→ **Records supplied**:
--------
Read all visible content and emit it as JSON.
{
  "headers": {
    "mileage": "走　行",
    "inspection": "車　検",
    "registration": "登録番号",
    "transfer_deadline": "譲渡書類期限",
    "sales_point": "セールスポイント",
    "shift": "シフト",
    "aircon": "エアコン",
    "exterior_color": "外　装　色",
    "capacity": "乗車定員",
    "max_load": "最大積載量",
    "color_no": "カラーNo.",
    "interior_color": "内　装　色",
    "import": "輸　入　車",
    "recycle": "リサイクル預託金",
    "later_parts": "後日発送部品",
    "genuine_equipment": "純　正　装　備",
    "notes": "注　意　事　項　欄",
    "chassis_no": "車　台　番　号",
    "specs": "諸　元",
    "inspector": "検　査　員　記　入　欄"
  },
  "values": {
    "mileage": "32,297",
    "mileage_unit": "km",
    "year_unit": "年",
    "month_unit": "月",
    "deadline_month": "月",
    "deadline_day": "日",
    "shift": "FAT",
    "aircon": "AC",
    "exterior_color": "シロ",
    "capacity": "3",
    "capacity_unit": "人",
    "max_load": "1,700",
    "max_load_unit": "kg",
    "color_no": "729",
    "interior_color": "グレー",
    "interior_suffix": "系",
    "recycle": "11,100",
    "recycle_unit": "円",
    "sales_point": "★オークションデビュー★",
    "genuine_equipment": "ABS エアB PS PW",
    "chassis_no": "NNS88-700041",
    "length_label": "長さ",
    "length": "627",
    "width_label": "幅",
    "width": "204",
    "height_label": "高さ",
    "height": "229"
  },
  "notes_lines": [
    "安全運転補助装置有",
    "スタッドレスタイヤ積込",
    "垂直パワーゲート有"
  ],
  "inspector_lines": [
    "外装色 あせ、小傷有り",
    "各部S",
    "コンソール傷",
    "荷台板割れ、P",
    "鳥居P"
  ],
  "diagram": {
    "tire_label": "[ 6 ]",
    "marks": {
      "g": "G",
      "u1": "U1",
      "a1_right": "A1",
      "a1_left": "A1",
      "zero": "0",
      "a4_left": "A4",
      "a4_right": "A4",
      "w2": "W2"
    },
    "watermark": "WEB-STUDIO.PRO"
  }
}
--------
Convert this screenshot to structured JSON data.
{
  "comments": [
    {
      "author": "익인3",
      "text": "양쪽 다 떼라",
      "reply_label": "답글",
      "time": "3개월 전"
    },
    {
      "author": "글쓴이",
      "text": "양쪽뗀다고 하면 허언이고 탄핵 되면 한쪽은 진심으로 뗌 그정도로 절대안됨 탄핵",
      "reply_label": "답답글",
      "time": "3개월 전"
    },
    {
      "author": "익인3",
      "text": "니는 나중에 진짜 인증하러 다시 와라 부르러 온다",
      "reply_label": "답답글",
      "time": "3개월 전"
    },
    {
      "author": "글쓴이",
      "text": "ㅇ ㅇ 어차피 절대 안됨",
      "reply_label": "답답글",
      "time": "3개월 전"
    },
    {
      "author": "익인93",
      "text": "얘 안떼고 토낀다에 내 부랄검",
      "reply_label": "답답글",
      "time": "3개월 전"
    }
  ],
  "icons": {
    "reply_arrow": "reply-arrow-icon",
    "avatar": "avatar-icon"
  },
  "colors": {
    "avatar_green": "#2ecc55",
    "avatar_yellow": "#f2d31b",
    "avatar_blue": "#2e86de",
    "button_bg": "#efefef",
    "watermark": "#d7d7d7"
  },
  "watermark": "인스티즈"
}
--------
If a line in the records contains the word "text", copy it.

→ **Response**:
      "text": "양쪽 다 떼라",
      "text": "양쪽뗀다고 하면 허언이고 탄핵 되면 한쪽은 진심으로 뗌 그정도로 절대안됨 탄핵",
      "text": "니는 나중에 진짜 인증하러 다시 와라 부르러 온다",
      "text": "ㅇ ㅇ 어차피 절대 안됨",
      "text": "얘 안떼고 토낀다에 내 부랄검",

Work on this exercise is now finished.